- _Your instructions_
All that is needed is each line of the entries holding the word "thumb", copied as it stands.

Dataset rows for apps and sites:
--------------------------------

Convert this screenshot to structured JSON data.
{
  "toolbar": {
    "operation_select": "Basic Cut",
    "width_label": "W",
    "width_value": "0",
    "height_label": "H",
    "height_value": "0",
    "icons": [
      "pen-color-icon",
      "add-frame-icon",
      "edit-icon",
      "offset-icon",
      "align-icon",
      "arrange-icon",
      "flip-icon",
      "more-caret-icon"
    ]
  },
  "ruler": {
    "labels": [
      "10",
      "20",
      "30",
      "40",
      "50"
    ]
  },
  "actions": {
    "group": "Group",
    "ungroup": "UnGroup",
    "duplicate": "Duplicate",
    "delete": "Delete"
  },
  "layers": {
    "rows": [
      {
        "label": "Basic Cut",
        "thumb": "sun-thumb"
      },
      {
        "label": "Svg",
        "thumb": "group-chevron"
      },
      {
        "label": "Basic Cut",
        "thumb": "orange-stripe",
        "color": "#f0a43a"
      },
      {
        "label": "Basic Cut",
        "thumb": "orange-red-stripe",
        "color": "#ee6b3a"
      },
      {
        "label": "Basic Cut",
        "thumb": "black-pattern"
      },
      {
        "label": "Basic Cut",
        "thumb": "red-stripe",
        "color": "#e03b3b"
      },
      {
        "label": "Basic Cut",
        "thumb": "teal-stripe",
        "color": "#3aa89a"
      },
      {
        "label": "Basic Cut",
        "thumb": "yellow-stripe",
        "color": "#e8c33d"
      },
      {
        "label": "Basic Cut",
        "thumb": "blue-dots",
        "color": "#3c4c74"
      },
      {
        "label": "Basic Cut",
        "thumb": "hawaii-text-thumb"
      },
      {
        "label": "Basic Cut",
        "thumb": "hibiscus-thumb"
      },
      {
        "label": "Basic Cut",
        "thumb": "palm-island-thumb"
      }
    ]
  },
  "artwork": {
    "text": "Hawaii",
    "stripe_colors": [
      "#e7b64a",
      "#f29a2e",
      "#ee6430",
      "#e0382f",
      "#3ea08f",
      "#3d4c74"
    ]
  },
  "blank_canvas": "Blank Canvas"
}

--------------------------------

- _Task output_
        "thumb": "sun-thumb"
        "thumb": "group-chevron"
        "thumb": "orange-stripe",
        "thumb": "orange-red-stripe",
        "thumb": "black-pattern"
        "thumb": "red-stripe",
        "thumb": "teal-stripe",
        "thumb": "yellow-stripe",
        "thumb": "blue-dots",
        "thumb": "hawaii-text-thumb"
        "thumb": "hibiscus-thumb"
        "thumb": "palm-island-thumb"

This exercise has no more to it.